TASK DETAILS:
Could you copy every line in the listing below that has the word "curba"?

DATA PROVIDED:

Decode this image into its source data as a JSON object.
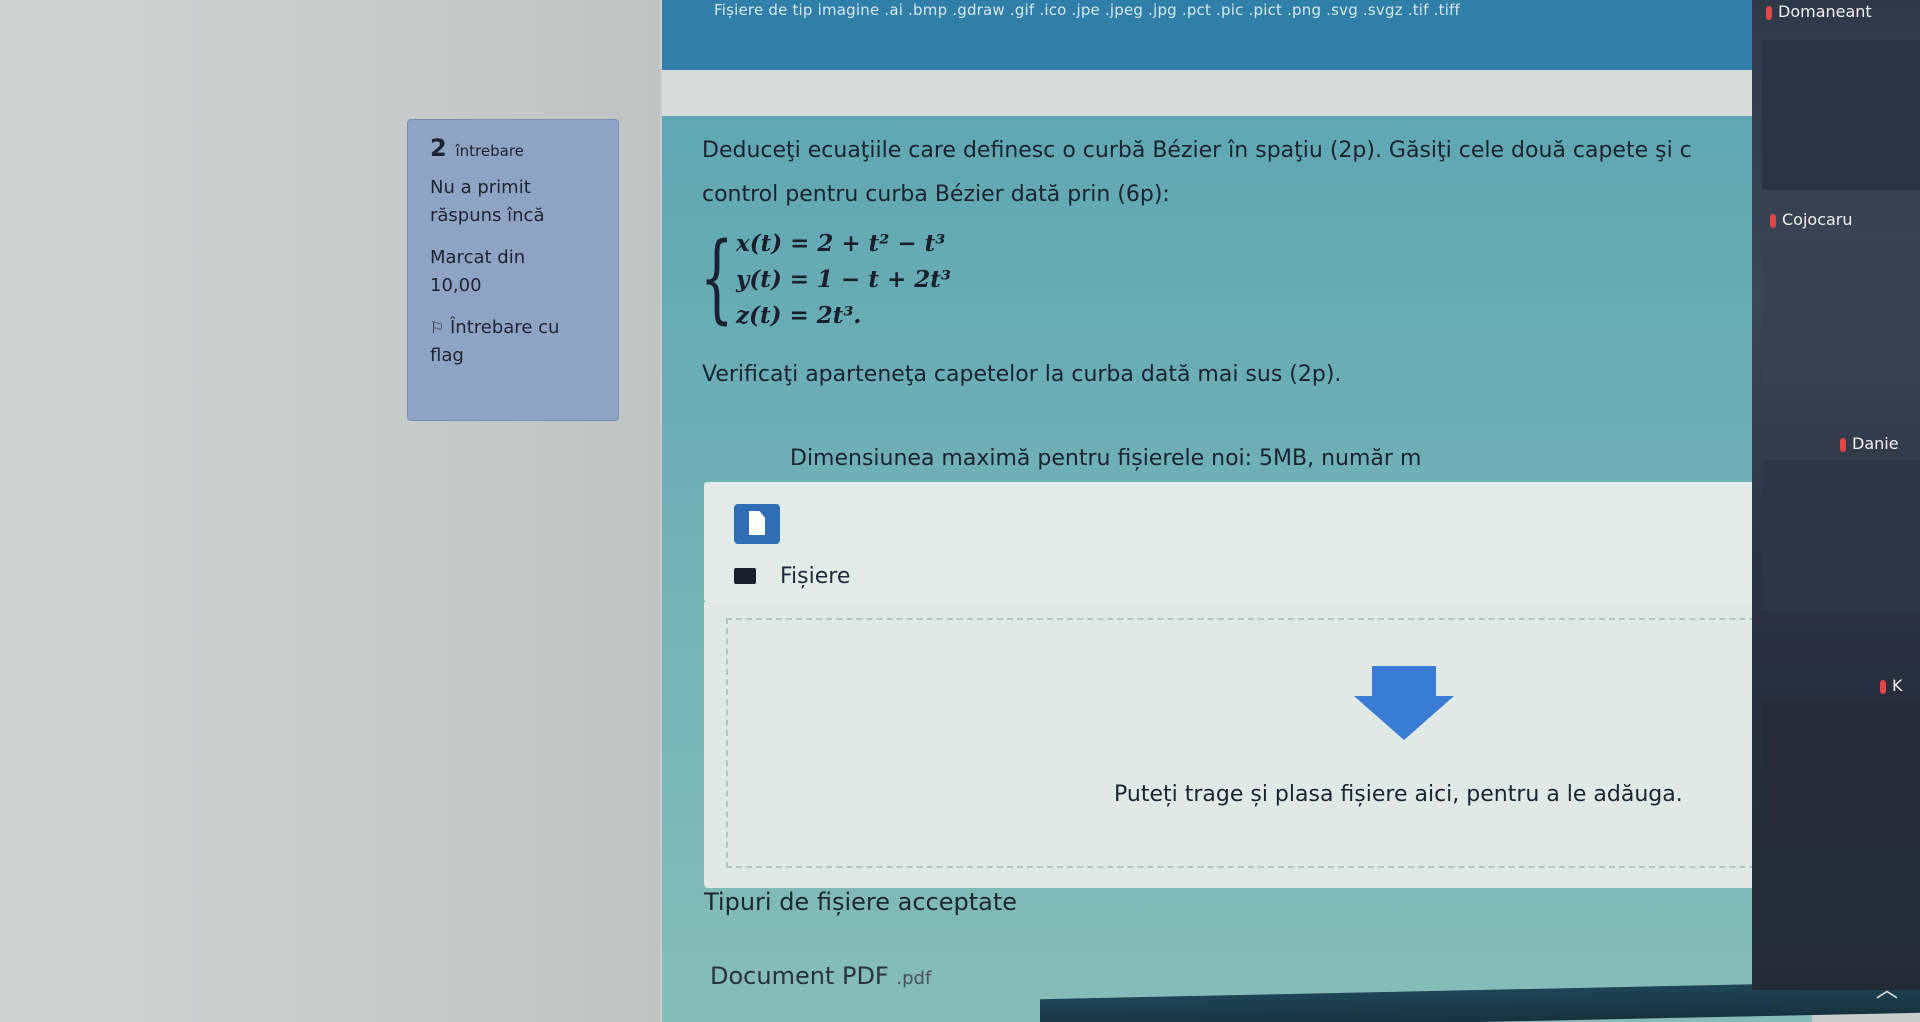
{
  "header": {
    "accepted_types_line": "Fișiere de tip imagine .ai .bmp .gdraw .gif .ico .jpe .jpeg .jpg .pct .pic .pict .png .svg .svgz .tif .tiff"
  },
  "question_info": {
    "number": "2",
    "label": "întrebare",
    "status_line1": "Nu a primit",
    "status_line2": "răspuns încă",
    "mark_line1": "Marcat din",
    "mark_line2": "10,00",
    "flag_line1": "Întrebare cu",
    "flag_line2": "flag"
  },
  "question": {
    "line1": "Deduceţi ecuaţiile care definesc o curbă Bézier în spaţiu (2p). Găsiţi cele două capete şi c",
    "line2": "control pentru curba Bézier dată prin (6p):",
    "eq1": "x(t) = 2 + t² − t³",
    "eq2": "y(t) = 1 − t + 2t³",
    "eq3": "z(t) = 2t³.",
    "line3": "Verificaţi aparteneţa capetelor la curba dată mai sus (2p)."
  },
  "upload": {
    "max_size": "Dimensiunea maximă pentru fișierele noi: 5MB, număr m",
    "files_label": "Fișiere",
    "drop_text": "Puteți trage și plasa fișiere aici, pentru a le adăuga.",
    "accepted_title": "Tipuri de fișiere acceptate",
    "accepted_type": "Document PDF",
    "accepted_ext": ".pdf"
  },
  "video_sidebar": {
    "participant1": "Domaneant",
    "participant2": "Cojocaru",
    "participant3": "Danie",
    "participant4": "K"
  },
  "colors": {
    "panel": "#6fb0b6",
    "info_box": "#8fa3c4",
    "file_icon": "#2f6eb5",
    "banner": "#2f7fa8"
  },
  "icons": {
    "flag": "flag-icon",
    "file": "file-icon",
    "folder": "folder-icon",
    "arrow": "download-arrow-icon",
    "scroll": "chevron-up-icon"
  }
}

RESPONSE TO THIS TASK:
    "line2": "control pentru curba Bézier dată prin (6p):",
    "line3": "Verificaţi aparteneţa capetelor la curba dată mai sus (2p)."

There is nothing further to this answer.